A Comparison of A Vendetta by Guy de Maupassant and The Red Room by H.G. Wells

1517 words - 6 pages Red Room' by H. G. Wells. After I have discussed these two stories I will draw a conclusion to show what I have found. 'A Vendetta' is about a woman's struggle to avenge the death of her son. The writer of this story uses lots of sounds in his efforts to create tension, such as 'howling', 'moan' and 'cried'. These words create tension because they make people think of pain or fear and makes them worry about what

The island of dr. moreau

665 words - 3 pages In 1896 H. G. Wells had the first edition of " The Island of Dr. Moreau" published. The book took place primarily on an island in the Pacific Ocean. On this island Dr. Moreau and his assistant ( Montgomery) performed dangerous, secret experiments on humans and animals. When Wells wrote this he knew nothing about DNA, cloning, or chromosomes but he did use his scientific imagination. Wells realized that society was beginning to rely on science

War of the Worlds Analysis

1798 words - 8 pages narrator finds “the Martians—dead!—slain, after all man’s devices had failed, by the humblest things that God, in his wisdom, has put upon this earth,” the common cold (Wells 189). H. G. Wells’ The War of the Worlds is a science fiction classic that grabs hold of the reader. The book is suspenseful, and makes one wonder how mankind could prepare for such a conflict. Through the title of the novel, setting, and irony Wells expresses his theme of the struggle over power, and the constant rising and falling of supremacies.

Will the Haughtiness of Humans Lead To Our Demise?

1065 words - 4 pages Homo sapiens were unable to is an example of what Wells argued for. When speaking of society, it can easily be compared to the rich and the poor, an unalienable correlation where the rich cannot survive without the poor and humans cannot survive without bacteria. Works Cited Wells, H. G. The War of the Worlds. New York: Signet Classics, 2007. Print.

Similar Essays

H. G. Wells Essay

1604 words - 6 pages of atomic wars, as well as Chemical and Biological world warfare (H. G. Wells 1). He had very strong beliefs about war and how it plays a colossal role in the end of mankind as we know it. He shares this with us in one of his famous quotes, “If we don't end war, war will end us” (H. G. Wells). Wells attended the London University and Royal college of science, where he got to study biology under biologist Thomas Henry Huxley (H. G. Wells 1

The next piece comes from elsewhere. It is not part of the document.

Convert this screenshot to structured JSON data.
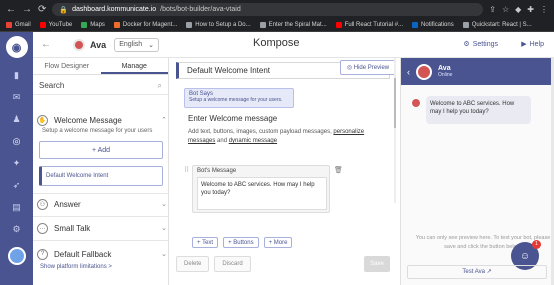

H. G. Wells: Inventing The Science Fiction Genre

2158 words - 9 pages When reading novels about time travel, invisibility, and extraterrestrial beings, one would most likely assume that these novels have been written in the modern day. Interestingly, novels about these scientific topics were written by author H. G. Wells in the late 19th century. H. G. Wells is well-known as “a man ahead of his time,” being recognized for writing novels about advanced scientific concepts that had never crossed the minds of

Menacing Monsters In &Quot;The Sea Raiders&Quot; By H. G. Wells

918 words - 4 pages Sorcerer's Stone by J.K. Rowling, and Mary Shelly's Frankenstein all have some sort of monster intertwined within their plots. A short story not listed on the syllabus that could very well fit the "monster" criteria for English 23 is "The Sea Raiders" by H. G. Wells. The common definition of a monster is "an imaginary or legendary creature...that combines parts from various animal or human forms" or "a creature having a strange or frightening

The Signalman By Charles Dickens And The Red Room By H G Wells

2245 words - 9 pages The Signalman by Charles Dickens The Red Room by H G Wells - Compare these two stories, commenting upon 1. The settings 2. The narrators 3. The other characters 4. The endings 'The Signalman' by Charles Dickens 'The Red Room' by H G Wells Question: Compare these two stories, commenting upon 1. The settings 2. The narrators 3. The other characters 4. The endings. (Pay attention to historical and literary context). Charles